Surely the autosomal testing that currently dominates (e.g. AncestryDNA, 23andMe, MyHeritage, and FTDNA) won't be here for the duration. Something new and presumably better (meaning technologically more advanced) will eventually bound onto the scene replacing the current iteration of autosomal tests.

In preparation for that anticipated new product, should genetic genealogists act now to preserve their eldest family's data, so it can be examined by whatever newfangled test comes to market?

DNA storage for genealogical purposes is possible. One company, FamilyTree DNA, stores customers' DNA samples (purportedly for 25 years). To my knowledge, none of the other genealogically-focused providers currently offer this service.

Is a smart strategy to test older relatives with companies like FamilyTree DNA to preserve a copy of their DNA sample? This way, when new technology is available (and affordable), the sample can be examined by the latest test.

It seems prudent to be forward thinking with our DNA testing strategies both now and in the years ahead - particularly when our eldest family members may no longer be around to provide testing samples.

On the surface, this seems quite sensible. But we haven't even touched on the ethical considerations of preserving and testing DNA samples of family members after they've passed away. Clearly, it's a complicated issue that requires measured consideration.

I'm curious what others think about the matter and what steps, if any, you're undertaking to protect samples for future testing.

What's your take on developing a genetic genealogy strategy for future testing advancements? What other considerations should come into play?


  1. I wish genetic genealogy was about 3 decades older. I am the senior generation, but I would have loved to have had DNA samples from my parents and grandparents. The best plan is still to test one's oldest living relatives first. I've taken the autosomal and mtDNA tests, as has my husband and he's also done the Y-DNA 111.

    1. It sounds like you and your husband have done what can be done to have samples that are preserved for the future.

      With respect to your parents and our ancestors who have passed, I am curious to see how DNA artifact testing evolves in the coming years. Will it become increasingly easier to obtain samples from sealed envelopes or licked stamps? I've even seen some speculation that hair (without the follicle) could yield helpful information. But for now I think it's science fiction still teetering on reality and mainstream.

  2. Interesting question.

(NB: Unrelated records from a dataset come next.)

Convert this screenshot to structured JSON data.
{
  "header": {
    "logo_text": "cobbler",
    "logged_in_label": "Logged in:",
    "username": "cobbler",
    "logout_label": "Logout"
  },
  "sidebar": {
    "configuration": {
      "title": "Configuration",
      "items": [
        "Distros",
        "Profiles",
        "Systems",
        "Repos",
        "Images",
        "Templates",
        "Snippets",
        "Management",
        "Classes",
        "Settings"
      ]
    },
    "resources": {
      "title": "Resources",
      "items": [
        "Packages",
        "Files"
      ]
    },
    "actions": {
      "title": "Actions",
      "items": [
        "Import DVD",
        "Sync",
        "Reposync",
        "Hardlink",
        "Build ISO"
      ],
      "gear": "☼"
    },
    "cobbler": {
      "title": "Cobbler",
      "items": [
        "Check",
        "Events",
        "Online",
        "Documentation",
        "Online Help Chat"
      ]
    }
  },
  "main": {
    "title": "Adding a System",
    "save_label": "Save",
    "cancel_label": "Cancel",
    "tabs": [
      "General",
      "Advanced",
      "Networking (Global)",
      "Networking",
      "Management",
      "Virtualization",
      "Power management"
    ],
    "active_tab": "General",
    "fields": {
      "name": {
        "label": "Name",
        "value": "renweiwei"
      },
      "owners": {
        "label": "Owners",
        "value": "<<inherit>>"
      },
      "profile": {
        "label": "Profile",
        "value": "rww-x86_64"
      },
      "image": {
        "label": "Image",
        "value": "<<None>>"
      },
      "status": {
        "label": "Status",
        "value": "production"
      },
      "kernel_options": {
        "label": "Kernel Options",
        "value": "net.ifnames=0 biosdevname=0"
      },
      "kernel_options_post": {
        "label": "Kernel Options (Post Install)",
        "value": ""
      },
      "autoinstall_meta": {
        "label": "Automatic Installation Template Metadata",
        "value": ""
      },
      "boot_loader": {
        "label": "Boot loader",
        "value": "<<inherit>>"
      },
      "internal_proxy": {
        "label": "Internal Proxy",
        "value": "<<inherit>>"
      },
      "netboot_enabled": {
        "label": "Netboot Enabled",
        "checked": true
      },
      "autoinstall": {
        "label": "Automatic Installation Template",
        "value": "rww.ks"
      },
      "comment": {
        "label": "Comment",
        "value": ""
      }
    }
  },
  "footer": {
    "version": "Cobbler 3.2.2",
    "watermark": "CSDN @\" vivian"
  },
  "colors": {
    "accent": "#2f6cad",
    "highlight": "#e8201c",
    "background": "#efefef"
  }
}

I am so skeptical of DNA testing as a research tool that I haven't really worried about this. In some ways I think the privacy concerns outweigh the benefits of genealogical benefits. For people searching for birth parents or siblings, the benefits may outweigh those concerns (although if birth families don't want to be found, then perhaps they don't.) But using DNA to find some ninth cousin, twice removed seems less important than protecting someone's privacy from government or corporate intrusions.

    1. I 100% agree that privacy is and must remain the top priority.

      But, of course, I'm a proponent of DNA testing (it's how I learned my grandfather was the product of an extramarital relationship and introduced me to my Kirks). Without it, my family tree would look very different. If I had more research time to dedicate to other lines, I know it could help me identify ancestors quite near in time. For me, it's been a mission critical tool.

    2. I am not suggesting at all that DNA can't be an important tool for some people's research. I know that for many it can be. I just haven't had that good fortune. But even so, I do worry about surveillance by third parties who will use this information for all kinds of purposes, some good, some evil. I don't know how we control that.

    3. I hear you and share your concerns for privacy, Amy. It's one of the growing concerns in the digital age.